New York

“Cubist Illustrated Books In Context”

Franklin Furnace

Though hardly a novel notion, recognition of the importance of graphic media in spreading artistic ideas has only come into its own in recent examinations of early-20th-century “isms.” Through the ’60s, the American approach stressed painting and sculpture as the main signposts of visual development, and relegated drawing, prints, and particularly the design media to the back burners. All this began to change with the emergence of the issues of the ’70s; as contemporary concerns shifted toward the alternative media, we started to look for new things in the past.

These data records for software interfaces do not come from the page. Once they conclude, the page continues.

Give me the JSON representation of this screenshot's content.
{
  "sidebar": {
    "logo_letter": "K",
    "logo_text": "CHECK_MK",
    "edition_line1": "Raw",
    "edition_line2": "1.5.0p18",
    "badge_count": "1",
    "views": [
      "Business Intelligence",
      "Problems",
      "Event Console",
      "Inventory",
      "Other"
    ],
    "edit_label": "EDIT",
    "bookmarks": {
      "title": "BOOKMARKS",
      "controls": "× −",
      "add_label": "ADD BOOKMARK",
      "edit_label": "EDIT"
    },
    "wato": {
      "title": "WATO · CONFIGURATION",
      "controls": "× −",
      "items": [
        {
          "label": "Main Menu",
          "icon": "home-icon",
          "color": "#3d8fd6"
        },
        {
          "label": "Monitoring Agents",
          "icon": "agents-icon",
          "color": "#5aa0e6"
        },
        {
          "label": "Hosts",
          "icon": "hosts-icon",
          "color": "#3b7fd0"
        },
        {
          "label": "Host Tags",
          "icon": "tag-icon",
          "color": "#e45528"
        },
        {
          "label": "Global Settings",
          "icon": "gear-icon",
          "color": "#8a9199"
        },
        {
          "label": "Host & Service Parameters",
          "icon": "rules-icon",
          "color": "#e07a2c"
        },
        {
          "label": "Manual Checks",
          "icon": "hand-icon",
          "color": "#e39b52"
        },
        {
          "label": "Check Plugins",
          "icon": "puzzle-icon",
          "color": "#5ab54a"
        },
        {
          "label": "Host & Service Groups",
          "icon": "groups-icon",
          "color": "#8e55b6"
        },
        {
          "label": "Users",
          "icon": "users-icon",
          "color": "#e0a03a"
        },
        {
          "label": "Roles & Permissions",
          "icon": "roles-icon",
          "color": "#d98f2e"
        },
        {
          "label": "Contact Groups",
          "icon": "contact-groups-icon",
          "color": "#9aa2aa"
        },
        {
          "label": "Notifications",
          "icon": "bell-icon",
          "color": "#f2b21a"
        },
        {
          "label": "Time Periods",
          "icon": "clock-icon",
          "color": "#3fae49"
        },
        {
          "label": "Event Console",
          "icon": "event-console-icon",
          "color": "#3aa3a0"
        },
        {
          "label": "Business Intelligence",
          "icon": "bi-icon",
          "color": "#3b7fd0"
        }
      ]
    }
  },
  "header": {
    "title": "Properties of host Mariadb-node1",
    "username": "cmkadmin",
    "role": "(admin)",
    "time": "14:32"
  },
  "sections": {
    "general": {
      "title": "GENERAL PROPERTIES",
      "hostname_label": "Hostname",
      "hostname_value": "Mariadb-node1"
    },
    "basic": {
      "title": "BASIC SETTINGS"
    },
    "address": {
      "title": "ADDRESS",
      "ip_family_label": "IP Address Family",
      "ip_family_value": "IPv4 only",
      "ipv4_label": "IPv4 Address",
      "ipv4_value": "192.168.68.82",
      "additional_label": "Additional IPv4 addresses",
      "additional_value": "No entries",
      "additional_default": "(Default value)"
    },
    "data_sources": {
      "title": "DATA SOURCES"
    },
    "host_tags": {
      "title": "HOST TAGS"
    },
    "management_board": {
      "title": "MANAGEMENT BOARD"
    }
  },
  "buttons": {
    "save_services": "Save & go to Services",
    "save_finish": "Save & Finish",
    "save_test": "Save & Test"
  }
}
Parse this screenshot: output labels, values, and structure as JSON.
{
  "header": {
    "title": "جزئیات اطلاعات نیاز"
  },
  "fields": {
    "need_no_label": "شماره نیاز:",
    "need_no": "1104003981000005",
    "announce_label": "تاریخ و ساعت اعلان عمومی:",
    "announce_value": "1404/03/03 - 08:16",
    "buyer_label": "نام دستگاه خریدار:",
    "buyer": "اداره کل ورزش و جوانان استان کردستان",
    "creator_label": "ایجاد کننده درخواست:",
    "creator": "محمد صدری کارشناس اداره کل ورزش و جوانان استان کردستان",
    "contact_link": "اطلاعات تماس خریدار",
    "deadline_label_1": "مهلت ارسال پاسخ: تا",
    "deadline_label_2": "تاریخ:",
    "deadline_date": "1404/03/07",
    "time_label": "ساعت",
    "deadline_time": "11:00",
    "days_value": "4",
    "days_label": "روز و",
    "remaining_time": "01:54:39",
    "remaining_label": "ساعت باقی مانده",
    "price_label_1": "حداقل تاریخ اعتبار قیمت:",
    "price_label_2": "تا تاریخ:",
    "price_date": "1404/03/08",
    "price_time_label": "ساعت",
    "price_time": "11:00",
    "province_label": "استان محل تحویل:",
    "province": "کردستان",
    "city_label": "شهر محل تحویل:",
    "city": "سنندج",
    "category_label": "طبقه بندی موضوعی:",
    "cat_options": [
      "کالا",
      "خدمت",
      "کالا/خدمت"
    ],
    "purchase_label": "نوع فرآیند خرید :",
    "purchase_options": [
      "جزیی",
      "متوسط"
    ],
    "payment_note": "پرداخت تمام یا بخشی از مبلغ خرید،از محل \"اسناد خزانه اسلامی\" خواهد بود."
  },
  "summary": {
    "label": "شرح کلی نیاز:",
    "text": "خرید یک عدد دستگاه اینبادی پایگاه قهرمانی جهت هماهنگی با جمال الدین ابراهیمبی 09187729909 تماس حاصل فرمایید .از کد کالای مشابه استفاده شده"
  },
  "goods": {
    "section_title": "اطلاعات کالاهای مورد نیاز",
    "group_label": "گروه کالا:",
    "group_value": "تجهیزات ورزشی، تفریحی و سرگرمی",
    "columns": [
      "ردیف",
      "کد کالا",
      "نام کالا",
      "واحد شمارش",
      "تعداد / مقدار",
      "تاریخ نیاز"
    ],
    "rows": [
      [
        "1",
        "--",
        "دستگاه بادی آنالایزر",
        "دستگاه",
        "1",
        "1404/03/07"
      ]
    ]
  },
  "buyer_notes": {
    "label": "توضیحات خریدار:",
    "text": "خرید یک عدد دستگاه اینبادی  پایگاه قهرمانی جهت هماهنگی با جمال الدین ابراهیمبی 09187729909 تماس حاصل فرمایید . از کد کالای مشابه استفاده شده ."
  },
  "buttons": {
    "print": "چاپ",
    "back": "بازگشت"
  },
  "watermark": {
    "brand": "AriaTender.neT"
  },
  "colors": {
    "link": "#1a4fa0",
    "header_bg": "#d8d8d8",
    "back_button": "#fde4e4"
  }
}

One of the major legacies of the ’70s has been the recognition and support of contemporary artists’ publications, and a side-effect of that legacy was the receptive climate for this examination of Cubist books. The show, curated by Donna Stein, was a persuasive display of the passion and commitment underscoring Cubism. It covered the range of Cubist publications from books about Cubism, through catalogues of Cubist exhibitions, to deluxe, lavish, color-plate monographs—the examples on Sonia Delaunay, Natalia Goncharova, and Mikhail Larionov are knockouts in this regard; and it surveyed Cubist graphic expression from the declarative representations of Pablo Picasso, Georges Braque, and Fernand Léger, through the studious, scaffoldlike treatments of Louis Marcoussis and the soft Cubistcum-realist renderings of Jean-Emile Laboureur, to an abstraction Alexandra Exter did for the cover of the first Russian monograph on Picasso.

Other documents provided a vivid sense of the context in which Cubism developed: among the most humorous was a satirical cartoon by the popular American illustrator James Montgomery Flagg, entitled “If Whistler had only been a Cubist,” executed in 1913–14. In the texts in the catalogue accompanying this show, which was part of a dual exhibition with Cubist prints held at the Aldis Browne gallery, Stein discusses such topics as the collaborative relationships between artists and writers of the period and the role of such publishers as dealer Henry Kahnweiler in making the work of his artists available in the accessible forms of books and prints. At issue here is nothing less than the transformation of Cubism, the artistic style, into Cubism, the cultural sensibility.

A fascinating case in point is offered by Picasso’s etchings for Max Jacob’s prose poem Saint Matorel, published by Kahnweiler in 1911. In this set of illustrations Picasso made his style, which loomed so rich, complex, and difficult in his analytical-Cubist paintings of the time, approachable in crisp, specific images. This publication was must buying for artists both in and outside Paris; one image from it, Mademoiselle Léonie, played a significant role in the study of Cubism by the Russian avant-garde. With its precise composition of curved and straight lines, the 1910 etching represented what Kasimir Malevich was to call the “additional element,” in other words, that which makes Cubism Cubism and not, say, Futurism. Malevich, in fact, included this work as an exemplar of Cubism in the teaching charts he developed at the Institute of Artistic Culture in Leningrad in the ’20s.

Again, Mademoiselle Léonie is notable for its anonymous, public look, its engineer’s-drawing character, which affected not only the Russians but Cubist-disposed artists in general. Picasso provided them with a method they could use as a hammer to reshape the world. With certain artists, particularly Goncharova and Larionov, it is hard to distinguish the influence of Cubism from other sources important to the dynamic approach to color and form both applied in their theater work; and where there is Cubism, of course, can Futurism be far behind? In this show the context was filled out with striking examples of Futurist and Futurist-influenced periodicals, from Lacerba, the main mouthpiece of the first-generation Futurists, to Ma, the Hungarian journal, one of the so-called “little magazines” of the ’20s.

Ronny Cohen